It’s not a coincidence that when Doncic started this game 2-of-14 from the field, the Mavericks fell behind by as many as 25 points. The Warriors threw aggressive doubles at him throughout the first quarter betting that if they could cut of his shooters, Dallas had so little ball-handling that they could either generate a turnover on the pass or rotate back into position before the Mavericks hurt them. That bet was largely a success. It took Doncic more than a half to finally solve the Golden State defense. He made eight of his last 14 shots, and that 25-point deficit fell to single digits, but it wasn’t enough. Yes, Spencer Dinwiddie had a stellar game, but so much of that relied upon his spotty track record of him. The Warriors don’t defend him like a star. He was, in essence, a role player who had a hot night.

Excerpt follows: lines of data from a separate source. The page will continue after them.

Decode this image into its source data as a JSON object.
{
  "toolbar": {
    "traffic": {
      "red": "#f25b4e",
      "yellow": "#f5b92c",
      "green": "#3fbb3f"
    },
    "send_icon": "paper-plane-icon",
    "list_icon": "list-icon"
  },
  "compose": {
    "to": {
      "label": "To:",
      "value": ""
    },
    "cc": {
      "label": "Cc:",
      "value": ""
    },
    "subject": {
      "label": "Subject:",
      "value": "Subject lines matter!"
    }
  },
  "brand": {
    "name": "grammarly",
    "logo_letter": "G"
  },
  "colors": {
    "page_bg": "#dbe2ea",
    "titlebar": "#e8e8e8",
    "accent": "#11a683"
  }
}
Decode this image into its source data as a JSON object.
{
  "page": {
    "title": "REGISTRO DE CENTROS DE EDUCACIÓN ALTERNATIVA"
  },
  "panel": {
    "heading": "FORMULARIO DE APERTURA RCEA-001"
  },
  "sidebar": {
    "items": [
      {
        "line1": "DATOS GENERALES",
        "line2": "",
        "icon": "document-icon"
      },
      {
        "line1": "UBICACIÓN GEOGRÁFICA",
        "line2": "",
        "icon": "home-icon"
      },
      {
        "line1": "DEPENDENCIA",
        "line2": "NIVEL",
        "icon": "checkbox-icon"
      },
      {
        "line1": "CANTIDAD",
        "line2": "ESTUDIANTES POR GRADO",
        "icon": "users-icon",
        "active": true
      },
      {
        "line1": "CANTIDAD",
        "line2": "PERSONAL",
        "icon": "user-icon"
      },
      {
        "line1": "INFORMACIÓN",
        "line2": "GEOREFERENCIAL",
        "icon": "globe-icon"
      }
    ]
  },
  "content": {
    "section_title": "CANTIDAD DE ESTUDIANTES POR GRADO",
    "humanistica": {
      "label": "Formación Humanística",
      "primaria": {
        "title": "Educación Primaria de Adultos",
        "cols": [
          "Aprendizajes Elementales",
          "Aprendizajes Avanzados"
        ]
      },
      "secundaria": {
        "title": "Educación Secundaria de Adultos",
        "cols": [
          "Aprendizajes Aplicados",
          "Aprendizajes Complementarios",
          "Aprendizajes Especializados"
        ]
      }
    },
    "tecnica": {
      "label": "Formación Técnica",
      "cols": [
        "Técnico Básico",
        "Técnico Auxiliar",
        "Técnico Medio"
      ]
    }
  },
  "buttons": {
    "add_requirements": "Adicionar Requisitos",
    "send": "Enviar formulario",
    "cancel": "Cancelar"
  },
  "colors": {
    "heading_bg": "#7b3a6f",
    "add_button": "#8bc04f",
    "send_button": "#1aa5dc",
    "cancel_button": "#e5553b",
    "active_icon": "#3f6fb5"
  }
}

If Dallas had another star to share some of Doncic’s burden, the Mavericks might have been able to endure Luka’s slow start long enough for his hot finish to matter. The Warriors obviously had the sort of support structure in place for Curry. Boston has it for Jayson Tatum in Jaylen Brown. Until the Mavericks find that, they aren’t going to win a title. Michael Jordan didn’t win until Scottie Pippen was ready. LeBron James couldn’t do it alone in Cleveland. The Mavericks have done well to surround Doncic with an array of shooters and defenders. It won’t mean a thing until Luka has a sidekick.
Return of the Klay
Curry may have walked away with the Western Conference Finals MVP trophy, but this was Klay Thompson’s night. He led the Warriors with 32 points on eight made 3-pointers. After the game, he joked that he should’ve had 10. Given his history of him, that feels low. We’re talking about someone who once made 14 in a game, after all, and he was scorching hot in a critical game. He was so good that you’d hardly even know what it took to get here.
Forget about the two missed seasons. There were moments in the past few months in which it looked like Thompson would struggle to stay on the floor in games like this. His defense of him has definitely dipped. From Valentine’s Day through March 22, I shot below 40 percent from the field. There was a very real fear that we’d never get to see this version of Thompson. Even in this series, while we’ve seen him post some big second halves, we hadn’t seemed to put him together a killer front-to-back game like this.
It couldn’t have been more fitting. Golden State’s bid to win the 2019 Finals effectively ended when Thompson tore his ACL. Now, their trip to the 2022 Finals is coming thanks to perhaps the best game of Thompson’s postseason. After two years away, one of the greatest heat checks in NBA history will take his talents from him to the league’s biggest stage and compete for his fourth ring.